__REQUIREMENT__.
Reproduce the entries. Each one must match the original exactly.

Data records for software interfaces

+ + + + +

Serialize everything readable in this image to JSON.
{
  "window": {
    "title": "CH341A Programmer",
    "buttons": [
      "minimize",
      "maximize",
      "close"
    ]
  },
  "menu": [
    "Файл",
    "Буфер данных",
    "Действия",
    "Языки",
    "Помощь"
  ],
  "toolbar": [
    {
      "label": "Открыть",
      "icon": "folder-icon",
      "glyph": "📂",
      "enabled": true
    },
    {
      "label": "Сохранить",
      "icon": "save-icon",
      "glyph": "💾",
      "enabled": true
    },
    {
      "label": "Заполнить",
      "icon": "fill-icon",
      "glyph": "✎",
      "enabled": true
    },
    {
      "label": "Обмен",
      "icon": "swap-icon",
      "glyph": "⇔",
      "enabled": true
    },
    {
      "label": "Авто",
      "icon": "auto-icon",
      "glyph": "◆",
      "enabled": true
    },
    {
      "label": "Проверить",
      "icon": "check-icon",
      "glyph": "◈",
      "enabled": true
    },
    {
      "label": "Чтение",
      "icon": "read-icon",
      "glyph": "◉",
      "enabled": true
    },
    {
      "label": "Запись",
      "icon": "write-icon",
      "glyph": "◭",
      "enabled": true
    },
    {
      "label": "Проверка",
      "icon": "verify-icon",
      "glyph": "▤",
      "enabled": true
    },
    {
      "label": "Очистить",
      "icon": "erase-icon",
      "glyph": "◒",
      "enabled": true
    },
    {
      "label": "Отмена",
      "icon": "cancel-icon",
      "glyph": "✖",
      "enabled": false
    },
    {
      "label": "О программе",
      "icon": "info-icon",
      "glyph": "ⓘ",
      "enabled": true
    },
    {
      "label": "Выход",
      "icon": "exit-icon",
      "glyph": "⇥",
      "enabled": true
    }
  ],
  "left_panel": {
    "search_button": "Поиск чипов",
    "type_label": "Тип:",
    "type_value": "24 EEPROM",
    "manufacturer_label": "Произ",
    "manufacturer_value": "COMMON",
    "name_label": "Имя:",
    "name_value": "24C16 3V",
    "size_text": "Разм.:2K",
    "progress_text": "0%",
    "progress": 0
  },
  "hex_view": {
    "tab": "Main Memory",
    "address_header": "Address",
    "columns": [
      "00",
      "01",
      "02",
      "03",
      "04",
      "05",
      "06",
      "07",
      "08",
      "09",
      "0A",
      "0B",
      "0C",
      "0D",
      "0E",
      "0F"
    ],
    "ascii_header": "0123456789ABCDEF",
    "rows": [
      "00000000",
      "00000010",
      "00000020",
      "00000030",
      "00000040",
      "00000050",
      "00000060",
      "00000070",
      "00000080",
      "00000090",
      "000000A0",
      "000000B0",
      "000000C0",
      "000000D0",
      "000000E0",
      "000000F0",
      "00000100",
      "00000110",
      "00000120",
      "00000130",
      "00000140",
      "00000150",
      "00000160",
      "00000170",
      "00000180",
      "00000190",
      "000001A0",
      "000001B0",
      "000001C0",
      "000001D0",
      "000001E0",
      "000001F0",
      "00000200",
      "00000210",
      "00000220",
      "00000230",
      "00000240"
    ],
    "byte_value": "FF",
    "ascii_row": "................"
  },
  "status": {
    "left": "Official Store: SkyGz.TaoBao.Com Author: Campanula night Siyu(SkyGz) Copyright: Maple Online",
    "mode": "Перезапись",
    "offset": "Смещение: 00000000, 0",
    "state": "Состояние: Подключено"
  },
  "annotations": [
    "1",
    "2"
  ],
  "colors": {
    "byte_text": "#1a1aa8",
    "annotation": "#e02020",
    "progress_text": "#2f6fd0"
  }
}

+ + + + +

__RESPONSE AREA__.
Serialize everything readable in this image to JSON.
{
  "window": {
    "title": "CH341A Programmer",
    "buttons": [
      "minimize",
      "maximize",
      "close"
    ]
  },
  "menu": [
    "Файл",
    "Буфер данных",
    "Действия",
    "Языки",
    "Помощь"
  ],
  "toolbar": [
    {
      "label": "Открыть",
      "icon": "folder-icon",
      "glyph": "📂",
      "enabled": true
    },
    {
      "label": "Сохранить",
      "icon": "save-icon",
      "glyph": "💾",
      "enabled": true
    },
    {
      "label": "Заполнить",
      "icon": "fill-icon",
      "glyph": "✎",
      "enabled": true
    },
    {
      "label": "Обмен",
      "icon": "swap-icon",
      "glyph": "⇔",
      "enabled": true
    },
    {
      "label": "Авто",
      "icon": "auto-icon",
      "glyph": "◆",
      "enabled": true
    },
    {
      "label": "Проверить",
      "icon": "check-icon",
      "glyph": "◈",
      "enabled": true
    },
    {
      "label": "Чтение",
      "icon": "read-icon",
      "glyph": "◉",
      "enabled": true
    },
    {
      "label": "Запись",
      "icon": "write-icon",
      "glyph": "◭",
      "enabled": true
    },
    {
      "label": "Проверка",
      "icon": "verify-icon",
      "glyph": "▤",
      "enabled": true
    },
    {
      "label": "Очистить",
      "icon": "erase-icon",
      "glyph": "◒",
      "enabled": true
    },
    {
      "label": "Отмена",
      "icon": "cancel-icon",
      "glyph": "✖",
      "enabled": false
    },
    {
      "label": "О программе",
      "icon": "info-icon",
      "glyph": "ⓘ",
      "enabled": true
    },
    {
      "label": "Выход",
      "icon": "exit-icon",
      "glyph": "⇥",
      "enabled": true
    }
  ],
  "left_panel": {
    "search_button": "Поиск чипов",
    "type_label": "Тип:",
    "type_value": "24 EEPROM",
    "manufacturer_label": "Произ",
    "manufacturer_value": "COMMON",
    "name_label": "Имя:",
    "name_value": "24C16 3V",
    "size_text": "Разм.:2K",
    "progress_text": "0%",
    "progress": 0
  },
  "hex_view": {
    "tab": "Main Memory",
    "address_header": "Address",
    "columns": [
      "00",
      "01",
      "02",
      "03",
      "04",
      "05",
      "06",
      "07",
      "08",
      "09",
      "0A",
      "0B",
      "0C",
      "0D",
      "0E",
      "0F"
    ],
    "ascii_header": "0123456789ABCDEF",
    "rows": [
      "00000000",
      "00000010",
      "00000020",
      "00000030",
      "00000040",
      "00000050",
      "00000060",
      "00000070",
      "00000080",
      "00000090",
      "000000A0",
      "000000B0",
      "000000C0",
      "000000D0",
      "000000E0",
      "000000F0",
      "00000100",
      "00000110",
      "00000120",
      "00000130",
      "00000140",
      "00000150",
      "00000160",
      "00000170",
      "00000180",
      "00000190",
      "000001A0",
      "000001B0",
      "000001C0",
      "000001D0",
      "000001E0",
      "000001F0",
      "00000200",
      "00000210",
      "00000220",
      "00000230",
      "00000240"
    ],
    "byte_value": "FF",
    "ascii_row": "................"
  },
  "status": {
    "left": "Official Store: SkyGz.TaoBao.Com Author: Campanula night Siyu(SkyGz) Copyright: Maple Online",
    "mode": "Перезапись",
    "offset": "Смещение: 00000000, 0",
    "state": "Состояние: Подключено"
  },
  "annotations": [
    "1",
    "2"
  ],
  "colors": {
    "byte_text": "#1a1aa8",
    "annotation": "#e02020",
    "progress_text": "#2f6fd0"
  }
}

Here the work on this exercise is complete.